Little Traverse Conservancy

Working Forest Reserves

A New Category of Lands

In 1986, the Conservancy accepted a 70-acre land donation, the Sims-Moffatt Preserve, that was enrolled in the Commercial Forest Program (CFP). CFP designation means it has and always will be actively managed for timber.

Over the years, a few other preserves – including the Offield Family Nature Preserve – have been accepted by Little Traverse Conservancy, coming to the organization with CFP designation. And in the fall of 2015, the Conservancy received the last of 17 parcels gifted to the organization and comprising a total of 1,200 acres; all enrolled in CFP. These gifts prompted us to create a new category of protected lands: Working Forest Reserves. Since then, new properties have been acquired and added to the Working Forest Reserves holdings.

While most Little Traverse Conservancy’s lands are traditional nature preserves with a mostly “hands-off” management philosophy, Working Forest Reserves forests will be carefully managed. To distinguish working reserve lands from conventional nature preserves, we will be using a different colored sign. Lands enrolled in the Commercial ForestProgram must have a forest management plan on file with the state, and the land must be managed for long-term timber production. The CFP also requires that the land be open to the public for hunting, fishing, and trapping. Removing a property from CFP involves paying the penalty.

As part of its forest management plan, selective logging will periodically occur on our CFP lands. This logging will appear sustainably following closely managed guidelines outlined by a professional forester with input from a wildlife biologist. While the initial appearance of the cuttings in reserve may seem unsightly, proper forest management will eventually enhance the property’s biodiversity and health by mimicking natural disturbance, suppressing forest diseases, and allowing native vegetation to thrive.

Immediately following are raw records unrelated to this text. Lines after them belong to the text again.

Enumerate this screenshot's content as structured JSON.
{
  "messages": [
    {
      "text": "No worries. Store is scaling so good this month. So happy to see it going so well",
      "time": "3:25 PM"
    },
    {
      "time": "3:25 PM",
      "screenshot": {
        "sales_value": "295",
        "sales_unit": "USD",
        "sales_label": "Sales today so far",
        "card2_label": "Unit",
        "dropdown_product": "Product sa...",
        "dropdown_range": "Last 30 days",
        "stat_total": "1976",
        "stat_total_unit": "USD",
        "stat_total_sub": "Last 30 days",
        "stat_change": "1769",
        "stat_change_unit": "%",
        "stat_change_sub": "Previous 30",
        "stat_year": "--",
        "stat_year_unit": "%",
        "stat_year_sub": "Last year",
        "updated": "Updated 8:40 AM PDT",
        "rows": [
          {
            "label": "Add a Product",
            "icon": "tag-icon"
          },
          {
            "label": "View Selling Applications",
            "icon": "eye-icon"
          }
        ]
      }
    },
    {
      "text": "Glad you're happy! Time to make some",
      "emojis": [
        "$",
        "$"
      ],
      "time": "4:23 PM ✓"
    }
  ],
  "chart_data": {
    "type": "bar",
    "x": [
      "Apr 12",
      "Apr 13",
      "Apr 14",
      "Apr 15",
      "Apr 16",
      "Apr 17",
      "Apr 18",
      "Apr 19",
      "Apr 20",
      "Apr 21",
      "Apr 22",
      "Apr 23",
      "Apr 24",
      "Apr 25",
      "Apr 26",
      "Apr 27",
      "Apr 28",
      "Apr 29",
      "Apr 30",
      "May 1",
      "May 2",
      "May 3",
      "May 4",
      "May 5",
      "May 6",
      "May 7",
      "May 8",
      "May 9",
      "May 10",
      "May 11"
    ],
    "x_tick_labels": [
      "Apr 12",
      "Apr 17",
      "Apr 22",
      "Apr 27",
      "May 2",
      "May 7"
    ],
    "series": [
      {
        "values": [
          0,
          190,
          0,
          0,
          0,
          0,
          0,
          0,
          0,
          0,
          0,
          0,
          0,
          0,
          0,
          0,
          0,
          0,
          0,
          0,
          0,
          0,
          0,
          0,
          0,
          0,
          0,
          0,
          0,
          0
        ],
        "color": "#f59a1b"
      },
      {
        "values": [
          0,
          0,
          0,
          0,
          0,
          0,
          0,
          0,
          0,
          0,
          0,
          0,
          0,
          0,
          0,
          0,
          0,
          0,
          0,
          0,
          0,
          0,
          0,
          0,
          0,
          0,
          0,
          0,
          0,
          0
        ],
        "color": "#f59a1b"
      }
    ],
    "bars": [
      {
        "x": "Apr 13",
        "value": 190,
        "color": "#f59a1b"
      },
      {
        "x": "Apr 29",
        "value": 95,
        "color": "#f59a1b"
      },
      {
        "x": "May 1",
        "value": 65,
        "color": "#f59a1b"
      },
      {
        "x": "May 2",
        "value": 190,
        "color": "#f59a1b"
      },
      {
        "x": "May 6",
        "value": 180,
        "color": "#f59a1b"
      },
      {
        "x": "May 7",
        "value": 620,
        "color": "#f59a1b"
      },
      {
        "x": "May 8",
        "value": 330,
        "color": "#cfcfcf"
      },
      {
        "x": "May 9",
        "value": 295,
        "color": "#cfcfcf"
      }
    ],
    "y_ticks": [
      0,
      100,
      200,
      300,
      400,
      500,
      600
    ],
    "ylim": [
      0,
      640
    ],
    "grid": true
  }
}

“We want the public to be assured that we are engaging in a comprehensive and conscientious process to ensure the long-term management of our working reserve lands,” said Kieran Fleming, the Conservancy’s Chief Operating Officer. “We have worked hard to ensure that our forestry practices are following best protocols for sustainable forestry, meaning that we are actively harvesting timber, but doing so in a way that maintains the integrity of the forest so that it will be here and healthy for future generations.”

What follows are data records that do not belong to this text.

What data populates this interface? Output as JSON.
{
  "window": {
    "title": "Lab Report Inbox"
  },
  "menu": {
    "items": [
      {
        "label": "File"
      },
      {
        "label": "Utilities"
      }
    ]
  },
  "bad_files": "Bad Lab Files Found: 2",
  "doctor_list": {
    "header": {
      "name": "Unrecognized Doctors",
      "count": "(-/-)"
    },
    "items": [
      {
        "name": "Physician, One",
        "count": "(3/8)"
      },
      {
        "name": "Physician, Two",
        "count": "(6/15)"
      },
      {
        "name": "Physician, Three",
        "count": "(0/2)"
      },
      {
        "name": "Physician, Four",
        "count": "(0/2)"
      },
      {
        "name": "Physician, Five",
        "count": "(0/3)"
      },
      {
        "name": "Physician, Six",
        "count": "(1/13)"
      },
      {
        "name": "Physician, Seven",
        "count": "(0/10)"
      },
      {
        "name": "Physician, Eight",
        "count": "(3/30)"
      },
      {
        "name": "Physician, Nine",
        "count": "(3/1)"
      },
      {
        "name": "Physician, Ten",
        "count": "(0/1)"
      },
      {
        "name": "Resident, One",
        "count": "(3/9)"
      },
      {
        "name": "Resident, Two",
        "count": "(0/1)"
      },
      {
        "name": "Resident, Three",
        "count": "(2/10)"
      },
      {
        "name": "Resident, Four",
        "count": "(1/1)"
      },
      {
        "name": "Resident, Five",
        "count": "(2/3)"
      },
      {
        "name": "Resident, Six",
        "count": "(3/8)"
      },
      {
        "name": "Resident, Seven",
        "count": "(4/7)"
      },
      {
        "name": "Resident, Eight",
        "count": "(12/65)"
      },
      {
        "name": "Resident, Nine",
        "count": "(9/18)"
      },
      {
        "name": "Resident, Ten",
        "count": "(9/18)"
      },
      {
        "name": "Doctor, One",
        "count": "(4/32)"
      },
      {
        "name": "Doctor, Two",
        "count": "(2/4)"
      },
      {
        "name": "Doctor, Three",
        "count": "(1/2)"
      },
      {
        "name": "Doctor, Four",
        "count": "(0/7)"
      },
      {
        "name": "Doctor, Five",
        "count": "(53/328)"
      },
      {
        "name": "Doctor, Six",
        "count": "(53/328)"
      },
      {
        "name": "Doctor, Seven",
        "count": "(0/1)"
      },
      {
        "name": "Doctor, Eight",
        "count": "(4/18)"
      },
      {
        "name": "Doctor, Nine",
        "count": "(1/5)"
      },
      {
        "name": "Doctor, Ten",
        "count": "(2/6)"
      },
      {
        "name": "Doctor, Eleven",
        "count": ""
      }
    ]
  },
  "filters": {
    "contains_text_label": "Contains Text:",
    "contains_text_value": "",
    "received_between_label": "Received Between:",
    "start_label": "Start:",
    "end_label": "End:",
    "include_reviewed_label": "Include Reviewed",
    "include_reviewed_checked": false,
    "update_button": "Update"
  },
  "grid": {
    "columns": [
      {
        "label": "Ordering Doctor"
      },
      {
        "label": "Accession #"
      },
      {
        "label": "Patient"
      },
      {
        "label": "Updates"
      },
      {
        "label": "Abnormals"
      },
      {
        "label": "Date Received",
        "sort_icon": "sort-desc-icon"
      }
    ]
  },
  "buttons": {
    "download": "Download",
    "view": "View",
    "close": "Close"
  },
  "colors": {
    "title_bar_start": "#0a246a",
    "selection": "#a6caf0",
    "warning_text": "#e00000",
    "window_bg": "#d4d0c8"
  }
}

Nationwide and statewide, the practice of forest management on Conservancy owned lands is not uncommon. And for many years, Little Traverse Conservancy has harvested pine plantations comprised of Scotch pine or other exotic species on nature preserves.

“For the Conservancy, this is about balance,” adds Fleming. “We have thousands of acres on which we let nature take its course. In 100 years, many of these will resemble a form of ‘old growth’ forest. And that’s great, but we also feel it is appropriate to own Working Forest Reserves that will have a more active management philosophy. This will enable us to diversify our forest habitats for the benefit of a wider variety of wildlife. All told, these are currently less than 10% of our holdings.”

In every Little Traverse Conservancy forest management plan, we include objectives resembling the following:

  • Manage the property for public recreation.
  • Manage the property for wildlife.
  • Improve and maintain forest health.
  • Sustainably generate revenue by harvesting timber.

 

Little Traverse Conservancy is working with volunteers and graduate students to study forest management’s impacts on these properties, hoping to gain insights into current topics such as the effects of climate change on forest resilience.

CFP Land at a Glance

Michigan’s commercial forest act program (CFP) provides a tax incentive to landowners who manage their property for long-term timber production. Landowners enrolled in the program pay reduced property taxes, and the state of Michigan pays an additional amount to counties where the land is enlisted to help make up for the tax reduction.

The Commercial Forest Act requires that landowners manage commercial timber production and must have a written management plan. It also requires that landowners must permit foot access to allow the general public the privilege of hunting, fishing, or trapping on commercial forest land. While permission to hunt is not required on CFP lands, we ask that you complete the permission form as a courtesy for Little Traverse Conservancy records. More information can be found at the Michigan Department of Natural Resources website.